WHAT YOU SHOULD DO -> Retype the entries below exactly, and keep every picture out of your version.

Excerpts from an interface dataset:

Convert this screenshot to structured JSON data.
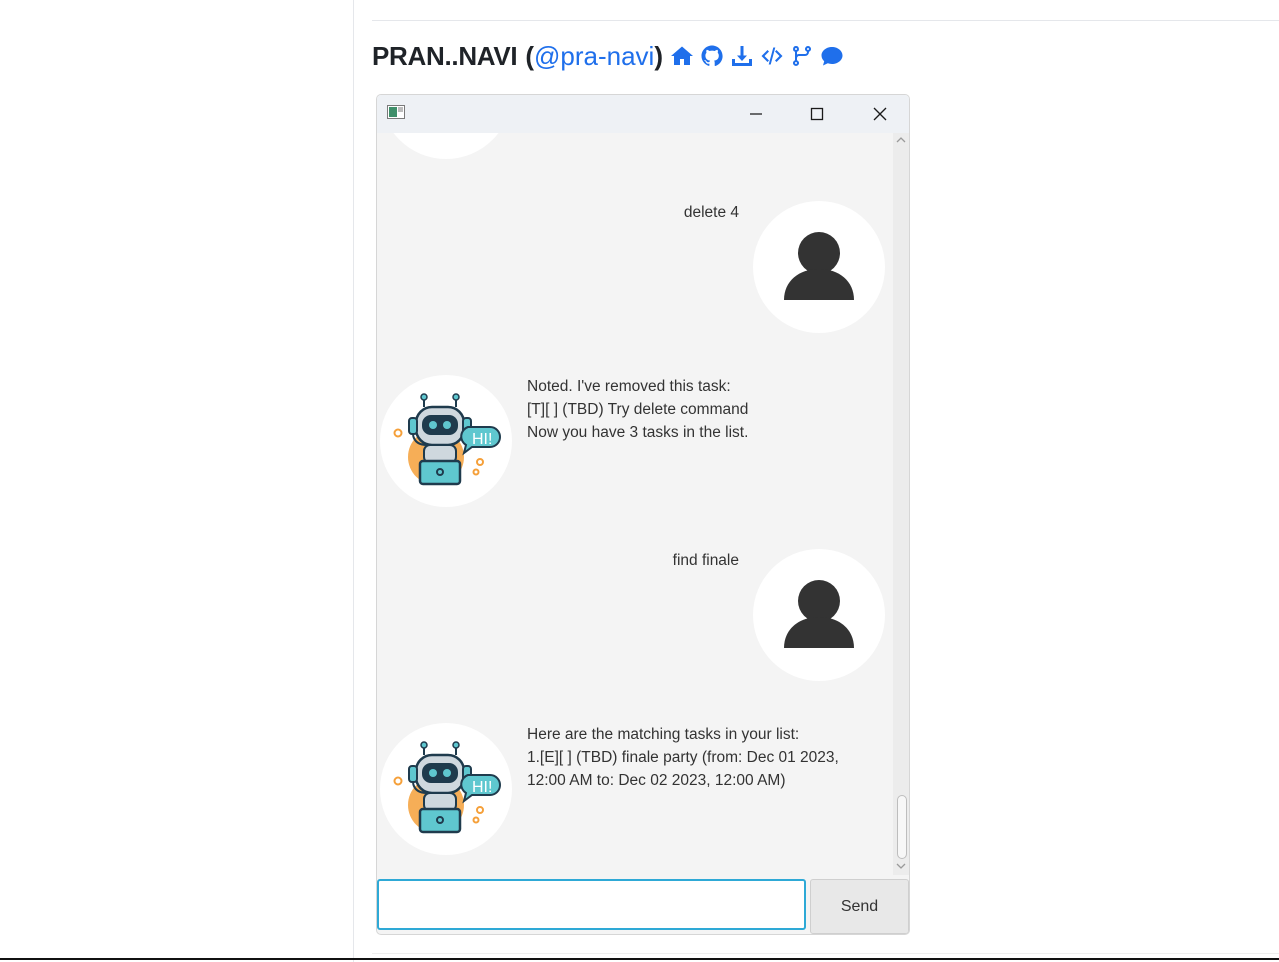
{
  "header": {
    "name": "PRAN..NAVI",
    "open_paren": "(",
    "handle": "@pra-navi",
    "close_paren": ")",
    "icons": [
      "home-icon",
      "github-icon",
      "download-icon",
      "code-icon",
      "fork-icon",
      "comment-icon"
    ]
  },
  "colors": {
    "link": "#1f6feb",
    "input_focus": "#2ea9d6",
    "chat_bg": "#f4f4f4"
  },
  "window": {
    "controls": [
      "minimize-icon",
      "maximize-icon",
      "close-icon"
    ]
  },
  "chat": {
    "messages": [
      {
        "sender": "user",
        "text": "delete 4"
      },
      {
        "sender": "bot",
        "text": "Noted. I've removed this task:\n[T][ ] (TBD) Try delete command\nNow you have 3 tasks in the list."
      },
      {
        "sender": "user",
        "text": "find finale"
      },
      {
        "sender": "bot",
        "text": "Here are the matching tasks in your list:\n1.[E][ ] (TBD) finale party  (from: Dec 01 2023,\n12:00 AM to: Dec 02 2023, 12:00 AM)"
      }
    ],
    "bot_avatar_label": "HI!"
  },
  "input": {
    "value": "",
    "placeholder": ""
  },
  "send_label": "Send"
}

ANSWER TO THE PROBLEM ->
Convert this screenshot to structured JSON data.
{
  "header": {
    "name": "PRAN..NAVI",
    "open_paren": "(",
    "handle": "@pra-navi",
    "close_paren": ")",
    "icons": [
      "home-icon",
      "github-icon",
      "download-icon",
      "code-icon",
      "fork-icon",
      "comment-icon"
    ]
  },
  "colors": {
    "link": "#1f6feb",
    "input_focus": "#2ea9d6",
    "chat_bg": "#f4f4f4"
  },
  "window": {
    "controls": [
      "minimize-icon",
      "maximize-icon",
      "close-icon"
    ]
  },
  "chat": {
    "messages": [
      {
        "sender": "user",
        "text": "delete 4"
      },
      {
        "sender": "bot",
        "text": "Noted. I've removed this task:\n[T][ ] (TBD) Try delete command\nNow you have 3 tasks in the list."
      },
      {
        "sender": "user",
        "text": "find finale"
      },
      {
        "sender": "bot",
        "text": "Here are the matching tasks in your list:\n1.[E][ ] (TBD) finale party  (from: Dec 01 2023,\n12:00 AM to: Dec 02 2023, 12:00 AM)"
      }
    ],
    "bot_avatar_label": "HI!"
  },
  "input": {
    "value": "",
    "placeholder": ""
  },
  "send_label": "Send"
}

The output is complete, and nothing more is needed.